If somebody asked me about five years ago, whether I prefer coffee or tea, the answer would have been wholeheartedly tea. I did develop a certain addiction to coffee, and even invested in some of the coffee making paraphernalia.
But my love for tea has stayed strong. It got someone dampened by the fact that I struggle to find a good quality tea in Toronto. Especially, loose leaf. I tried grocery stores, Homesense stories, and speciality tea stores. I am yet to find what I like.
One of the online stores that I like is Whittard of Chelsea, but, sadly, they are a UK company, so shipping to Canada can be a bit pricey. Although the quality is great.
I have heard of fandom teas before. I spent at least 6 years being very active in several fandoms on tumblr, so I was familiar with the concept. I was, however, always wary of self-made blends as I thought that it was difficult to guess the correct (or tasty) blend of ingredients, although I have several online friends who enjoy creating custom blends.
Sherlock Holmes stories have been part of my life since very childhood. I grew up completely obsessed with Sherlock Holmes (and The Three Musketeers by Alexandre Dumas – but that’s for another story). After Sherlock Holmes came Agatha Christie’s Hercule Poirot and some others, but Sherlock Holmes has always been number one.
I have read a few pastiches based on Conan Doyle’s stories and characters, as well as some other detective stories set in Victorian England.
It has been awhile since I discovered new Victorian England stories. And then I saw a book by the title of Arrowood at Indigo.
The tagline was so appealing that I had to restrain myself from buying it on spot.
London Society takes their problems to Sherlock Holmes. Everyone else goes to Arrowood.
I was attracted to “Dividing Eden” based on the cover and the fact that it was a new release. I even almost purchased my own copy, as I checked out the book from the library but then had to return it and then had to wait till it became available again. In the end, I read the library copy, and I am glad that I didn’t spend money on it.
There is nothing like reading a well-written book by an intelligent and knowledgeable author. Through into the mix lots of espionage, cultural references and a subtle British humour, and you get an incredible reading experience.
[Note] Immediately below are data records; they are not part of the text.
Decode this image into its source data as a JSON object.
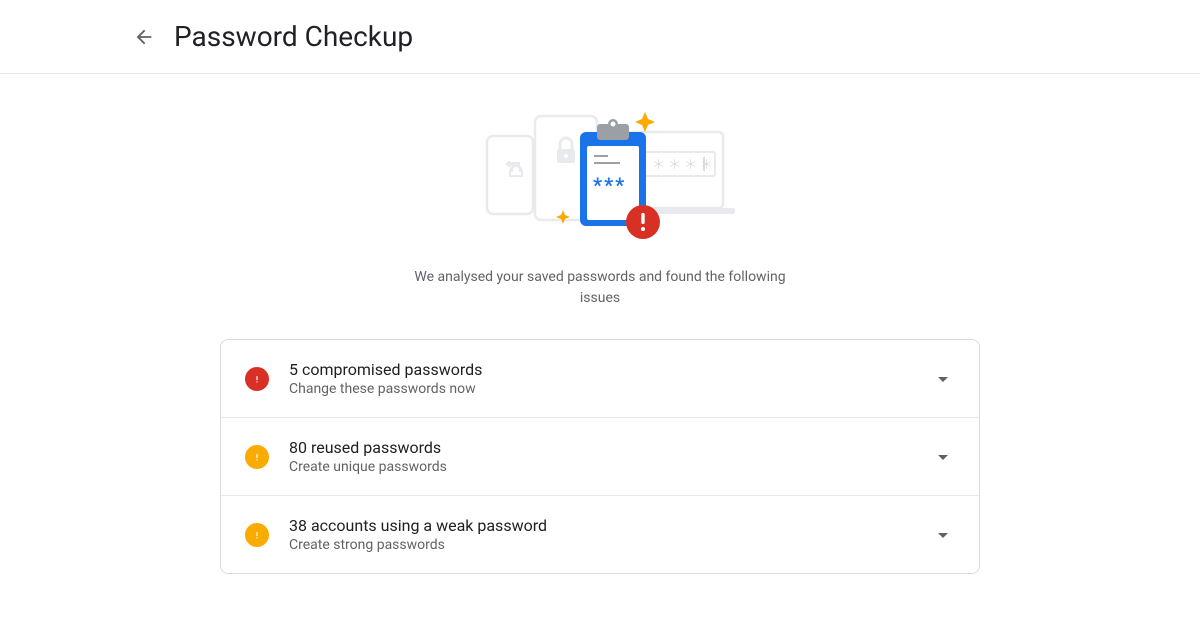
{
  "header": {
    "title": "Password Checkup"
  },
  "hero": {
    "subtitle": "We analysed your saved passwords and found the following issues"
  },
  "issues": [
    {
      "severity": "red",
      "title": "5 compromised passwords",
      "subtitle": "Change these passwords now"
    },
    {
      "severity": "yellow",
      "title": "80 reused passwords",
      "subtitle": "Create unique passwords"
    },
    {
      "severity": "yellow",
      "title": "38 accounts using a weak password",
      "subtitle": "Create strong passwords"
    }
  ],
  "colors": {
    "red": "#d93025",
    "yellow": "#f9ab00",
    "blue": "#1a73e8",
    "textPrimary": "#202124",
    "textSecondary": "#5f6368",
    "border": "#dadce0"
  }
}
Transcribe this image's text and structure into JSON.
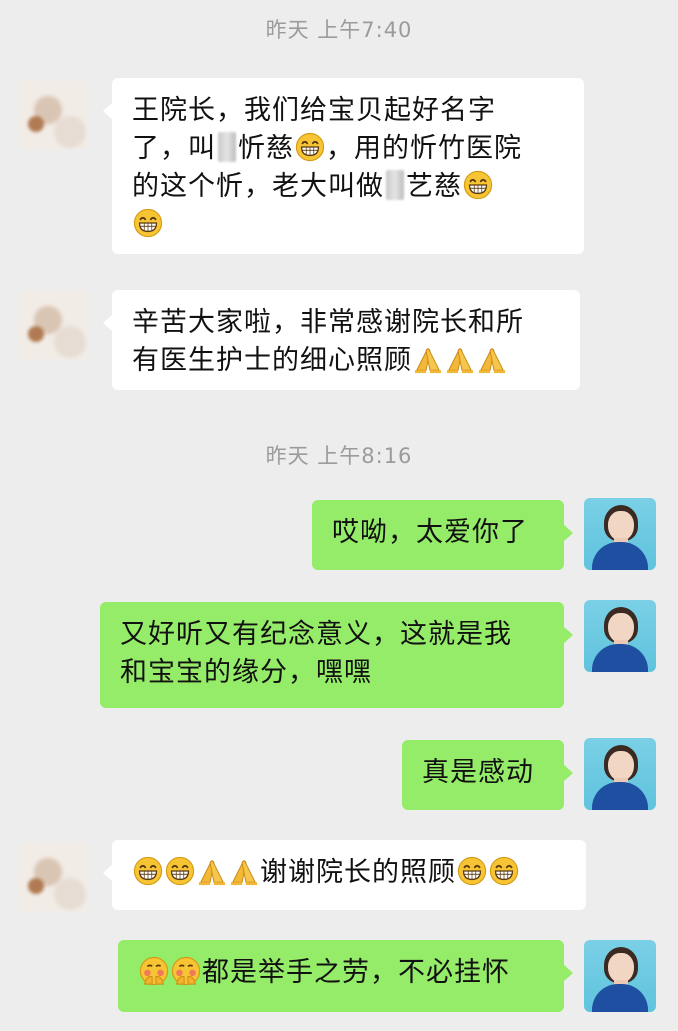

And that is John le Carré’s books in the nutshell.
John le Carré is a British author of espionage novels. During the 1950s and ’60s, he worked for both the Security Service and the Secret Intelligence Service. His third novel, The Spy Who Came in from the Cold (1963), became an international best-seller and remains one of his best-known works. Following the success of this novel, he left MI6 to become a full-time author. In 2011, he was awarded the Goethe Medal.
One of my most favourite videos to watch on YouTube are organization videos, in which people share their tips on cleaning and organizing their rooms, closets, cupboards, etc. I find it both soothing and inspiring. Inspiring to reorganize my own stuff.
While browsing YT and IG for such inspiration, I came across several posts that mentioned “KonMari”. I couldn’t figure out what it meant, until I googled it and learned about Marie Kondo and her books.
I purchased this book, started to read it, and couldn’t put it down.
Being as smitten as I am with theatre, I almost never get to see Broadway productions. Most of the plays that are screened at Cineplex are by National Theatre or Royal Shakespeare Company. One in a while, though, we get rare gems, like The Crucible, and this time – Cyrano de Bergerac.
It was the first time I got to see this play on stage and was fairly entertained by it. Cyrano de Bergerac was written in 1897 by Edmond Rostand, and there are two most famous English translations – by Brian Hooker and by Anthony Burgess. This production used the text translated by Anthony Burgess. The play was on stage briefly in 2007, then revived and filmed in 2008.
I received this book from NetGalley. I requested it after reading the description and thought it would be very interesting to read. I didn’t have much hope for getting the ARC as I am not always successful with big publishers, and Long Way Down is published by Simon & Schuster Canada.